The disease is characterized by the rotting of the basal portion of the stem, which is why it is called “foot rot”. Symptoms include yellowing of the leaves, wilting of the plant, and eventually death of the plant. If the disease is not controlled, it can cause significant yield loss.
This disease is favored by warm and wet conditions, making it more common in the lowland rice growing areas, where irrigation is used. The pathogen can survive in the soil for long periods of time, which can make the management of the disease difficult.
It can be spread to healthy plants by contaminated water or equipment. It’s important for farmers to practice good hygiene and sanitation practices to prevent the spread of the disease. Additionally, using resistant varieties, crop rotation, and using disease-free seed can help prevent infection.
Infected plants should be removed and destroyed, and field should be drained and allowed to dry out to slow the spread of the bacteria. Foliar fungicides can also be used to control the disease, but they are not always effective.

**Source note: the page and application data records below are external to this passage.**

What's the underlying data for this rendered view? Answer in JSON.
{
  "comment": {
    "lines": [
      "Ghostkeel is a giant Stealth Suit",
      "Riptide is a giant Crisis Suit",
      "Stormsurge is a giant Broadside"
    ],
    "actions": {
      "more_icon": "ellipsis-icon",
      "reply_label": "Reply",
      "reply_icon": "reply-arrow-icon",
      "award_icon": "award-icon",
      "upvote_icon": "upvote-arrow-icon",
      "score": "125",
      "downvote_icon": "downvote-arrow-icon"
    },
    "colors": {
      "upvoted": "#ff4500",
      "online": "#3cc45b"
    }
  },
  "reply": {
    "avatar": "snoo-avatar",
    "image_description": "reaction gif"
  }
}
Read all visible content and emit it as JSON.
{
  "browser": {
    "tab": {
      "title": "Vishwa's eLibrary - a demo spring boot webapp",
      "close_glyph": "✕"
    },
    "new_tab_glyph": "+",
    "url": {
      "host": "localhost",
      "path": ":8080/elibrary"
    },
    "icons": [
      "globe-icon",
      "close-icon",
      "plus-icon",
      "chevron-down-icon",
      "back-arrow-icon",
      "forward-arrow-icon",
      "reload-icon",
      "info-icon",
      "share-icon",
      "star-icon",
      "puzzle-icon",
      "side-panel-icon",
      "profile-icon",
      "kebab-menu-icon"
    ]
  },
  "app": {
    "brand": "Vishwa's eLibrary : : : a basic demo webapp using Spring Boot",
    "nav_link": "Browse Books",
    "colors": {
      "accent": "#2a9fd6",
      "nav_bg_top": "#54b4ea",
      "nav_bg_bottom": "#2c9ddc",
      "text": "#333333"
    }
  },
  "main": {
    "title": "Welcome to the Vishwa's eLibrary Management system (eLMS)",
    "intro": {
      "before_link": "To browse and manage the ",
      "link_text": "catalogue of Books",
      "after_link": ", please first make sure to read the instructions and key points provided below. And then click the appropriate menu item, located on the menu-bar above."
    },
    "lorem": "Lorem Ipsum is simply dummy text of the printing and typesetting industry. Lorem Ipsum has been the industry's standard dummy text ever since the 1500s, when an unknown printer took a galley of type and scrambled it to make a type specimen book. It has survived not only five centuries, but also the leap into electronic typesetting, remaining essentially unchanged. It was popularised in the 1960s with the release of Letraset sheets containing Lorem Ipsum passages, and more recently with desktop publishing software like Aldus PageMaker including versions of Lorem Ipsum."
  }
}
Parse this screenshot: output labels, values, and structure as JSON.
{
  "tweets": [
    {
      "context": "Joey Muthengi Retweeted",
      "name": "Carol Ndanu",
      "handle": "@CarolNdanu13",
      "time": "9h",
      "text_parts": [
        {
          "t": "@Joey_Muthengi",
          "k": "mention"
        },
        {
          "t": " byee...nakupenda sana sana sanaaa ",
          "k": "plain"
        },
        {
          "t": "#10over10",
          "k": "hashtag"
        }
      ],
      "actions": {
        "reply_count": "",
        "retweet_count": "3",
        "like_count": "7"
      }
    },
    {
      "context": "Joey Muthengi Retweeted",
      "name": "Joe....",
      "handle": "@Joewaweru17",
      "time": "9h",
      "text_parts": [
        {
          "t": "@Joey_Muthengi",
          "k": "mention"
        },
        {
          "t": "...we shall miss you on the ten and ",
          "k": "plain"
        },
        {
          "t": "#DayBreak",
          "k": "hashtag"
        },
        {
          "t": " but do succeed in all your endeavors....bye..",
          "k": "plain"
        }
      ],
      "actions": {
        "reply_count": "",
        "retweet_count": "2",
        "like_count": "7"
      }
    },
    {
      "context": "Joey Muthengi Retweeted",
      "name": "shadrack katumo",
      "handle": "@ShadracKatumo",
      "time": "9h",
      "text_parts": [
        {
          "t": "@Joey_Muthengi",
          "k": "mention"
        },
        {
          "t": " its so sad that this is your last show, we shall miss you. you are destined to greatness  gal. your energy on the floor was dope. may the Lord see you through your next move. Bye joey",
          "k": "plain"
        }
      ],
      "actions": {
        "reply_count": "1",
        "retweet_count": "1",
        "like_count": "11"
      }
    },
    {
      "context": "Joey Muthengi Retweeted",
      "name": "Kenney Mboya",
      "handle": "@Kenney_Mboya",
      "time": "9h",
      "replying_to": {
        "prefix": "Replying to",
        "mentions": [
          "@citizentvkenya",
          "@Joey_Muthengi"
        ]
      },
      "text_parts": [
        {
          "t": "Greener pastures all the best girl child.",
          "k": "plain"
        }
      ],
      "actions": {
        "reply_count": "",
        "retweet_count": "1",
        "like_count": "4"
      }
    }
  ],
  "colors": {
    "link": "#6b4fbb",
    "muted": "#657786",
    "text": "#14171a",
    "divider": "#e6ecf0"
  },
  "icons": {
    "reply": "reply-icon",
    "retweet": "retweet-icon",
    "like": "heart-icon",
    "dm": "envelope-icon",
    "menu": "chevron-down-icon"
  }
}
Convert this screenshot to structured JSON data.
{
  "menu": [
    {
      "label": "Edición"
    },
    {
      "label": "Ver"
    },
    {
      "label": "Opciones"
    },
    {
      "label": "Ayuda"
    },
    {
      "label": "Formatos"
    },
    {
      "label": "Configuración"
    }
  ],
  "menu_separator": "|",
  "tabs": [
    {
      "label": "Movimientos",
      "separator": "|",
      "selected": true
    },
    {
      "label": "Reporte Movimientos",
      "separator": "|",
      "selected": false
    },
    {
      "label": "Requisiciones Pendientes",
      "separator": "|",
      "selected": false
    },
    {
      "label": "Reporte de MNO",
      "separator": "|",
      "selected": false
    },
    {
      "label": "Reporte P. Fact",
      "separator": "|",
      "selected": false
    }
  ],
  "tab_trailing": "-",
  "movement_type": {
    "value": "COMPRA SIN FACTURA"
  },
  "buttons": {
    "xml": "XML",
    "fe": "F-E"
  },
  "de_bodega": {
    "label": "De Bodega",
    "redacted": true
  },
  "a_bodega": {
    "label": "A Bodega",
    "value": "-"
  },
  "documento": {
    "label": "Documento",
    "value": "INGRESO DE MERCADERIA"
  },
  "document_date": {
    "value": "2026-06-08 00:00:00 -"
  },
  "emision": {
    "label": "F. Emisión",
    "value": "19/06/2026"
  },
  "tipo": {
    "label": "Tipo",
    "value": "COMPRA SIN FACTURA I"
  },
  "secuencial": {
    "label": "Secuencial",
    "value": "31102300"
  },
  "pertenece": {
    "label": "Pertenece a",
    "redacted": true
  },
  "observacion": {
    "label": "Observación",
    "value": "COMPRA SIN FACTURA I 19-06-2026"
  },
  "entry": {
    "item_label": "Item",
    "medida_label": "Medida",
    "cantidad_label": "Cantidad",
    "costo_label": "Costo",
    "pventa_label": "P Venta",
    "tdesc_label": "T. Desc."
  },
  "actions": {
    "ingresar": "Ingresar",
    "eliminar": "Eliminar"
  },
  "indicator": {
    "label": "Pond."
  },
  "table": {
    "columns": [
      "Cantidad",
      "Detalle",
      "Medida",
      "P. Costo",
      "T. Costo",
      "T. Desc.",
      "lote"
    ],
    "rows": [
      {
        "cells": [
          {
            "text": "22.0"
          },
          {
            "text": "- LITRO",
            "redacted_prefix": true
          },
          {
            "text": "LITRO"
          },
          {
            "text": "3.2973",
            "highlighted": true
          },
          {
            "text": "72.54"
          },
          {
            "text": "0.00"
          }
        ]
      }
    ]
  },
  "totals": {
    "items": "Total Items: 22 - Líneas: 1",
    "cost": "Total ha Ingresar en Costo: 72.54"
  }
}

It’s important to consult with local agricultural extension service and refer to the most updated information available to develop a management plan that would work best for the specific location and growing conditions.